The American Civil Liberties Union New Mexico appears to have uncovered a significant statistical deficiency in New Mexico criminal justice data.
In September 2018, the state Corrections Department reported 4 percent of inmates in its prisons were being held in solitary confinement — defined as spending 22 hours or more a day alone for 15 or more consecutive days. A research team working with the ACLU found that the rate was actually 9 percent.
Steve Allen, policy director for the ACLU of New Mexico, chalks the disparity up to a lack of uniform policies, practices and data collection.
“Definitions of solitary confinement have constantly shifted, and you see this euphemistic terminology used,” he told NMID. “Corrections administrators bristle at the use of ‘solitary confinement,’ preferring ‘restricted housing,’ ‘special housing unit,’ ‘administrative segregation,’ and others. So people are reclassified all the time, and there’s no attempt to define this problem. And call it what you want, but solitary can be very damaging.”
The ambiguity caused by the hodgepodge of definitions and practices made tracking cases of solitary confinement difficult, posing a threat “to information transparency and institutional accountability to one of the most vulnerable populations in New Mexico,” according to the ACLU’s 124-page report.
The report did not examine the use of solitary confinement in New Mexico’s 33 county jails, where some of the most egregious abuses have been revealed through lawsuits in recent years.
“We have glimpses into (the use of solitary) in county jails, but we don’t have a clear picture,” Allen says. “It’s very difficult because they are all so different from each other — separately administered and of all different sizes. Some of the smaller ones are just a handful of beds.
A bill that has passed the state House of Representatives, HB364, would restrict the use of solitary and require data collection and reporting on the practice — including the number of inmates in solitary and their ethnicity — in all New Mexico jails and prisons.
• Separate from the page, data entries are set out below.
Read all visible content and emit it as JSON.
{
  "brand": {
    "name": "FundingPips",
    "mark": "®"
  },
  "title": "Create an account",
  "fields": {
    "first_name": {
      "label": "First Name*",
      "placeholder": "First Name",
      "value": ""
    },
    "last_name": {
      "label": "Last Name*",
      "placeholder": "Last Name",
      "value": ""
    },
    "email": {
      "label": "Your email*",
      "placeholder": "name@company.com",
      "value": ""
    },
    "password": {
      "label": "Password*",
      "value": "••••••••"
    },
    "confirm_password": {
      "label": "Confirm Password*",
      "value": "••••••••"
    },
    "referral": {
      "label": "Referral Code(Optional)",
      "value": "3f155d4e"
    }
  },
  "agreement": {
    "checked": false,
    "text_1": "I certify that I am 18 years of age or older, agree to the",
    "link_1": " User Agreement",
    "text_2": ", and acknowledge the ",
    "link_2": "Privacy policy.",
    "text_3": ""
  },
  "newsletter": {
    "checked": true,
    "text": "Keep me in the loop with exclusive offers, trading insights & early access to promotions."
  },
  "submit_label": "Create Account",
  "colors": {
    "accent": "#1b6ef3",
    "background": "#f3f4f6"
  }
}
It is similar to a measure that passed both chambers in 2017 but was vetoed by former Gov. Susana Martinez.